**WHAT THIS TASK INVOLVES:** Each entry needs to be retyped exactly, with nothing added or dropped.

Segment Start: DATA SUPPLIED

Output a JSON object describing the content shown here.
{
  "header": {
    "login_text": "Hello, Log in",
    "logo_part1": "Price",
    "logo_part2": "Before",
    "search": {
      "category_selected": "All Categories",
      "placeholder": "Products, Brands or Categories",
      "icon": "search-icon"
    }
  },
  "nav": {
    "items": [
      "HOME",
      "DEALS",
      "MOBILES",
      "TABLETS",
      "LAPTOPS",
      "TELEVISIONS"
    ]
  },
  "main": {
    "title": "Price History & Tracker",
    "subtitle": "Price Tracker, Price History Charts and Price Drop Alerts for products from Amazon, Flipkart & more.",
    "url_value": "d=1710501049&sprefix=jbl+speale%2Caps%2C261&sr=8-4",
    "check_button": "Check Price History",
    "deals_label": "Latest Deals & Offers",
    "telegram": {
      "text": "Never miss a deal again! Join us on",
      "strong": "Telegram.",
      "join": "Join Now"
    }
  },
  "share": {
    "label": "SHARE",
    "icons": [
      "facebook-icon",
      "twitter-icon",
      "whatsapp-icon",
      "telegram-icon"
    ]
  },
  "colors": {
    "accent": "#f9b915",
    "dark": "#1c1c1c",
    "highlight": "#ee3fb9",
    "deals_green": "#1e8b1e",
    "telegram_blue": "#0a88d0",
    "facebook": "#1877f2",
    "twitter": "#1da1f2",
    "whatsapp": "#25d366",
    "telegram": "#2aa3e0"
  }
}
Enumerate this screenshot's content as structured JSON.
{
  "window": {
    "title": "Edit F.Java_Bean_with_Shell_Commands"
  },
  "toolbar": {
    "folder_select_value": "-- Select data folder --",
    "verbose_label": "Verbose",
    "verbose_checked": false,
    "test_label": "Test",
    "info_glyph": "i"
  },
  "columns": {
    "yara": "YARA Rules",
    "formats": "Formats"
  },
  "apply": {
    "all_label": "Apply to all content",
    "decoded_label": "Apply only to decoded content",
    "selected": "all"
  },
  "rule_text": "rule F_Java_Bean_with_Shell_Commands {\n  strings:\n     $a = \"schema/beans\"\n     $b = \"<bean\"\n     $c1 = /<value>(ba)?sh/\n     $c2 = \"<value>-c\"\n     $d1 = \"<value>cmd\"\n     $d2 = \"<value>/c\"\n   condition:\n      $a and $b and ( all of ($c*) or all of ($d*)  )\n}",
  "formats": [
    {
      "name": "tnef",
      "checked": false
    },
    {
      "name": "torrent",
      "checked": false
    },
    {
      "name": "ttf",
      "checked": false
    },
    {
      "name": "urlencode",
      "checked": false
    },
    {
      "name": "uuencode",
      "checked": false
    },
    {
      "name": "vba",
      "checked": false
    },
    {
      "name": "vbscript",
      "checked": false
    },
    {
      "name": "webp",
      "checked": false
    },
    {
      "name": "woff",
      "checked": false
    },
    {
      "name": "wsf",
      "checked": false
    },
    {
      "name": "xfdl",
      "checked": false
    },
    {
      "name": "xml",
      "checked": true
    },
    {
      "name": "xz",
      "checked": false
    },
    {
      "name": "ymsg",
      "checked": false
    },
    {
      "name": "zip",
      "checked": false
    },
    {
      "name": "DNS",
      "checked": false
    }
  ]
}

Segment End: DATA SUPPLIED

**RESPONSE FOR THIS EXERCISE:**
Output a JSON object describing the content shown here.
{
  "header": {
    "login_text": "Hello, Log in",
    "logo_part1": "Price",
    "logo_part2": "Before",
    "search": {
      "category_selected": "All Categories",
      "placeholder": "Products, Brands or Categories",
      "icon": "search-icon"
    }
  },
  "nav": {
    "items": [
      "HOME",
      "DEALS",
      "MOBILES",
      "TABLETS",
      "LAPTOPS",
      "TELEVISIONS"
    ]
  },
  "main": {
    "title": "Price History & Tracker",
    "subtitle": "Price Tracker, Price History Charts and Price Drop Alerts for products from Amazon, Flipkart & more.",
    "url_value": "d=1710501049&sprefix=jbl+speale%2Caps%2C261&sr=8-4",
    "check_button": "Check Price History",
    "deals_label": "Latest Deals & Offers",
    "telegram": {
      "text": "Never miss a deal again! Join us on",
      "strong": "Telegram.",
      "join": "Join Now"
    }
  },
  "share": {
    "label": "SHARE",
    "icons": [
      "facebook-icon",
      "twitter-icon",
      "whatsapp-icon",
      "telegram-icon"
    ]
  },
  "colors": {
    "accent": "#f9b915",
    "dark": "#1c1c1c",
    "highlight": "#ee3fb9",
    "deals_green": "#1e8b1e",
    "telegram_blue": "#0a88d0",
    "facebook": "#1877f2",
    "twitter": "#1da1f2",
    "whatsapp": "#25d366",
    "telegram": "#2aa3e0"
  }
}
Enumerate this screenshot's content as structured JSON.
{
  "window": {
    "title": "Edit F.Java_Bean_with_Shell_Commands"
  },
  "toolbar": {
    "folder_select_value": "-- Select data folder --",
    "verbose_label": "Verbose",
    "verbose_checked": false,
    "test_label": "Test",
    "info_glyph": "i"
  },
  "columns": {
    "yara": "YARA Rules",
    "formats": "Formats"
  },
  "apply": {
    "all_label": "Apply to all content",
    "decoded_label": "Apply only to decoded content",
    "selected": "all"
  },
  "rule_text": "rule F_Java_Bean_with_Shell_Commands {\n  strings:\n     $a = \"schema/beans\"\n     $b = \"<bean\"\n     $c1 = /<value>(ba)?sh/\n     $c2 = \"<value>-c\"\n     $d1 = \"<value>cmd\"\n     $d2 = \"<value>/c\"\n   condition:\n      $a and $b and ( all of ($c*) or all of ($d*)  )\n}",
  "formats": [
    {
      "name": "tnef",
      "checked": false
    },
    {
      "name": "torrent",
      "checked": false
    },
    {
      "name": "ttf",
      "checked": false
    },
    {
      "name": "urlencode",
      "checked": false
    },
    {
      "name": "uuencode",
      "checked": false
    },
    {
      "name": "vba",
      "checked": false
    },
    {
      "name": "vbscript",
      "checked": false
    },
    {
      "name": "webp",
      "checked": false
    },
    {
      "name": "woff",
      "checked": false
    },
    {
      "name": "wsf",
      "checked": false
    },
    {
      "name": "xfdl",
      "checked": false
    },
    {
      "name": "xml",
      "checked": true
    },
    {
      "name": "xz",
      "checked": false
    },
    {
      "name": "ymsg",
      "checked": false
    },
    {
      "name": "zip",
      "checked": false
    },
    {
      "name": "DNS",
      "checked": false
    }
  ]
}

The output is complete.